** Excerpted data follows **
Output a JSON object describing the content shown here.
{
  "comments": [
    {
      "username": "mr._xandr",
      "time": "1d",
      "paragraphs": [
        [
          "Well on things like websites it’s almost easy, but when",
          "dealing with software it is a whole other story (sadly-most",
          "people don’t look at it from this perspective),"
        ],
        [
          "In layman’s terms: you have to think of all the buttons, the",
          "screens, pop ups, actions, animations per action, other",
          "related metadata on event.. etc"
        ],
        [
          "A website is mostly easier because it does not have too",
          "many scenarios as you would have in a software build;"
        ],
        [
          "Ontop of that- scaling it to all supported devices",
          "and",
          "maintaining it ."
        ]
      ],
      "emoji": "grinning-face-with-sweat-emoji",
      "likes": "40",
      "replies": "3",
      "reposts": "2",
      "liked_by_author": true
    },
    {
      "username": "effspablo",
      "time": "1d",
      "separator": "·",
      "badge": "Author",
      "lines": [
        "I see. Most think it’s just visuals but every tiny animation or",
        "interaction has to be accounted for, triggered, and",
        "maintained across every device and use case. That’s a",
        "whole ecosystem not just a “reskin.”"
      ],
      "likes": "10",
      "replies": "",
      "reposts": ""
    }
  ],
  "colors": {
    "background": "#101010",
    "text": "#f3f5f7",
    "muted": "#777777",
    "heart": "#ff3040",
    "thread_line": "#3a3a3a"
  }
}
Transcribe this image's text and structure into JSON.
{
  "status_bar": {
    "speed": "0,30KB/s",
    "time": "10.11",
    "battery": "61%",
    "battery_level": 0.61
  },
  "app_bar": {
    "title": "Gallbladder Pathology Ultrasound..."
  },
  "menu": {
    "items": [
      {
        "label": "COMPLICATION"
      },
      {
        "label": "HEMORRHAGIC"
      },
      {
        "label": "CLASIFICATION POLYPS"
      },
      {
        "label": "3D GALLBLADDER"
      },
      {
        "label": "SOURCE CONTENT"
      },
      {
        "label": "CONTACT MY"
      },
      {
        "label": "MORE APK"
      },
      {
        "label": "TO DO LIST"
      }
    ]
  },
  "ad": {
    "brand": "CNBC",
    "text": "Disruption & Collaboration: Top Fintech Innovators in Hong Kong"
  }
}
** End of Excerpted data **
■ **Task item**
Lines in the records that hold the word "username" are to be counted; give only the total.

■ **The answer**
2